— The data —
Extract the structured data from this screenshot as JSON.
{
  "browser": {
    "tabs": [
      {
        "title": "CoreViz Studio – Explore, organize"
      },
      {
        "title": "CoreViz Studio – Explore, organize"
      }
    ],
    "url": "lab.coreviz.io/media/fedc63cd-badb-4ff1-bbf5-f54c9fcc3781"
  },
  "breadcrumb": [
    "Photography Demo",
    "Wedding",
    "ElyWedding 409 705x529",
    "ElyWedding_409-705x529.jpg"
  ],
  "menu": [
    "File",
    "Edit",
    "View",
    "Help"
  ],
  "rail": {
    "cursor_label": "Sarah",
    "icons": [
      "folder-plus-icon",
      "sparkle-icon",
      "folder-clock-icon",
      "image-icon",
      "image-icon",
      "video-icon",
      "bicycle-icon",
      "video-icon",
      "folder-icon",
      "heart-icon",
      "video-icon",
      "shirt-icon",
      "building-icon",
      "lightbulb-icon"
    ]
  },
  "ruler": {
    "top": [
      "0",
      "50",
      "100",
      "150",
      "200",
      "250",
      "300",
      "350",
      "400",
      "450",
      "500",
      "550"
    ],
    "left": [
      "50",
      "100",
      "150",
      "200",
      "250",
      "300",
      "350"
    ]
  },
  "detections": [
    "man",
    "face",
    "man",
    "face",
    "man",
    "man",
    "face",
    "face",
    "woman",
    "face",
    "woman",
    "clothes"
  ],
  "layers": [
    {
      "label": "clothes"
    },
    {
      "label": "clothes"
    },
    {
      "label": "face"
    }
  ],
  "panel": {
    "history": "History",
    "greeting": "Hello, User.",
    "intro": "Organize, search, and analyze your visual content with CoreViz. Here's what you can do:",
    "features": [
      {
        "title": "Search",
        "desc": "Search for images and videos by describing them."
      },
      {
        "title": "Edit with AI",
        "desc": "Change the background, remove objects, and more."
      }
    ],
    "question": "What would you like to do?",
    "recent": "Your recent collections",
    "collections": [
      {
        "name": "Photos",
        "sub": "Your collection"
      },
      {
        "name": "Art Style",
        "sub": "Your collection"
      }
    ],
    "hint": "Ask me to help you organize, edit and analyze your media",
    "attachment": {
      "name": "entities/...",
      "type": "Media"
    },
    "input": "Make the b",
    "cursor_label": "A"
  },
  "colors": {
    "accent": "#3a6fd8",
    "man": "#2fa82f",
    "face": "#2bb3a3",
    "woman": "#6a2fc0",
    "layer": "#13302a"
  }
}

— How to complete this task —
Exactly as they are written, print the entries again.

— Written answer —
Extract the structured data from this screenshot as JSON.
{
  "browser": {
    "tabs": [
      {
        "title": "CoreViz Studio – Explore, organize"
      },
      {
        "title": "CoreViz Studio – Explore, organize"
      }
    ],
    "url": "lab.coreviz.io/media/fedc63cd-badb-4ff1-bbf5-f54c9fcc3781"
  },
  "breadcrumb": [
    "Photography Demo",
    "Wedding",
    "ElyWedding 409 705x529",
    "ElyWedding_409-705x529.jpg"
  ],
  "menu": [
    "File",
    "Edit",
    "View",
    "Help"
  ],
  "rail": {
    "cursor_label": "Sarah",
    "icons": [
      "folder-plus-icon",
      "sparkle-icon",
      "folder-clock-icon",
      "image-icon",
      "image-icon",
      "video-icon",
      "bicycle-icon",
      "video-icon",
      "folder-icon",
      "heart-icon",
      "video-icon",
      "shirt-icon",
      "building-icon",
      "lightbulb-icon"
    ]
  },
  "ruler": {
    "top": [
      "0",
      "50",
      "100",
      "150",
      "200",
      "250",
      "300",
      "350",
      "400",
      "450",
      "500",
      "550"
    ],
    "left": [
      "50",
      "100",
      "150",
      "200",
      "250",
      "300",
      "350"
    ]
  },
  "detections": [
    "man",
    "face",
    "man",
    "face",
    "man",
    "man",
    "face",
    "face",
    "woman",
    "face",
    "woman",
    "clothes"
  ],
  "layers": [
    {
      "label": "clothes"
    },
    {
      "label": "clothes"
    },
    {
      "label": "face"
    }
  ],
  "panel": {
    "history": "History",
    "greeting": "Hello, User.",
    "intro": "Organize, search, and analyze your visual content with CoreViz. Here's what you can do:",
    "features": [
      {
        "title": "Search",
        "desc": "Search for images and videos by describing them."
      },
      {
        "title": "Edit with AI",
        "desc": "Change the background, remove objects, and more."
      }
    ],
    "question": "What would you like to do?",
    "recent": "Your recent collections",
    "collections": [
      {
        "name": "Photos",
        "sub": "Your collection"
      },
      {
        "name": "Art Style",
        "sub": "Your collection"
      }
    ],
    "hint": "Ask me to help you organize, edit and analyze your media",
    "attachment": {
      "name": "entities/...",
      "type": "Media"
    },
    "input": "Make the b",
    "cursor_label": "A"
  },
  "colors": {
    "accent": "#3a6fd8",
    "man": "#2fa82f",
    "face": "#2bb3a3",
    "woman": "#6a2fc0",
    "layer": "#13302a"
  }
}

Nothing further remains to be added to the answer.